First, it is significant that the Court’s historical argument does not rely on the legislative history of the Establishment Clause itself. Indeed, that formal history is profoundly unilluminating on this and most other subjects. Rather, the Court assumes that the Framers of the Establishment Clause would not have themselves authorized a practice that they thought violated the guarantees contained in the Clause. This assumption, however, is questionable. Legislators, influenced by the passions and exigencies of the moment, the pressure of constituents and colleagues, and the press of business, do not always pass sober constitutional judgment on every piece of legislation they enact, and this must be assumed to be as true of the Members of the First Congress as any other. Indeed, the fact that James Madison, who voted for the bill authorizing the payment of the first congressional chaplains, later expressed the view that the practice was unconstitutional, is instructive on precisely this point. Madison’s later views may not have represented so much a change of mind as a change of role, from a Member of Congress engaged in the hurly-burly of legislative activity to a detached observer engaged in unpressured reflection. Since the latter role is precisely the one with which this Court is charged, I am not at all sure that Madison’s later writings should be any less influential in our deliberations than his earlier vote.
Brennan also said that the fact that a specific practice was considered constitutional at one time does not mean that it should be considered constitutional for all time because when it comes to the Constitution (quoting Abington v. Schempp) “our use of the history of their time must limit itself to broad purposes, not specific practices” and “[O]ur religious composition makes us a vastly more diverse people than were our forefathers. . . . In the face of such profound changes, practices which may have been objectionable to no one in the time of Jefferson and Madison may today be highly offensive to many persons, the deeply devout and the nonbelievers alike.”
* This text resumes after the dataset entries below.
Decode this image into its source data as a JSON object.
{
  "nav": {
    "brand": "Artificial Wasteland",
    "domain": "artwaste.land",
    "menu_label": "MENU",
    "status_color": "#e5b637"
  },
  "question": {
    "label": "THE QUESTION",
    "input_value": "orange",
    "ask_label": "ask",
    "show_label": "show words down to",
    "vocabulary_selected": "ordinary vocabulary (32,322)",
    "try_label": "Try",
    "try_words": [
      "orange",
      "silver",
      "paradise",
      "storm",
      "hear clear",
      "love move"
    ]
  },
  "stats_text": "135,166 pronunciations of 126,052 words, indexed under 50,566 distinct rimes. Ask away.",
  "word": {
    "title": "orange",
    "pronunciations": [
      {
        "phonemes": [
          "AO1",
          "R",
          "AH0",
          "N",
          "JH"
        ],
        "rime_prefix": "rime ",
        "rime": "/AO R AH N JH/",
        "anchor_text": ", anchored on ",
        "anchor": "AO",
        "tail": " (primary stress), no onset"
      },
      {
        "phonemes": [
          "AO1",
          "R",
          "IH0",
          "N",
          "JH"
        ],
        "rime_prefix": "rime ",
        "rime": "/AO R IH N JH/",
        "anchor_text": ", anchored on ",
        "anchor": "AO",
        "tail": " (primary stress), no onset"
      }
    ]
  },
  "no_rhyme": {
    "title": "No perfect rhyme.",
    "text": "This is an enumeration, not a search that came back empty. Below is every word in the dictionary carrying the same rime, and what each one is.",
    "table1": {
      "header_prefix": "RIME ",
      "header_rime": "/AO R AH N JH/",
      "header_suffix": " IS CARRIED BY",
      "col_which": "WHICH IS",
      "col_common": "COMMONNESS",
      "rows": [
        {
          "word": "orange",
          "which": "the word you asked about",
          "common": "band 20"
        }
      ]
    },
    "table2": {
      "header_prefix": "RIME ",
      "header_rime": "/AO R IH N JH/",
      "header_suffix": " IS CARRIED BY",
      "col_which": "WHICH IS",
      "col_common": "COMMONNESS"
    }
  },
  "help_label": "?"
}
Justice Brennan was one of the clearest thinkers on the Supreme Court and this dissent demonstrates this quality. In the next post, I will look at more of his analysis, dealing with the difference between passive and active invocations of religion.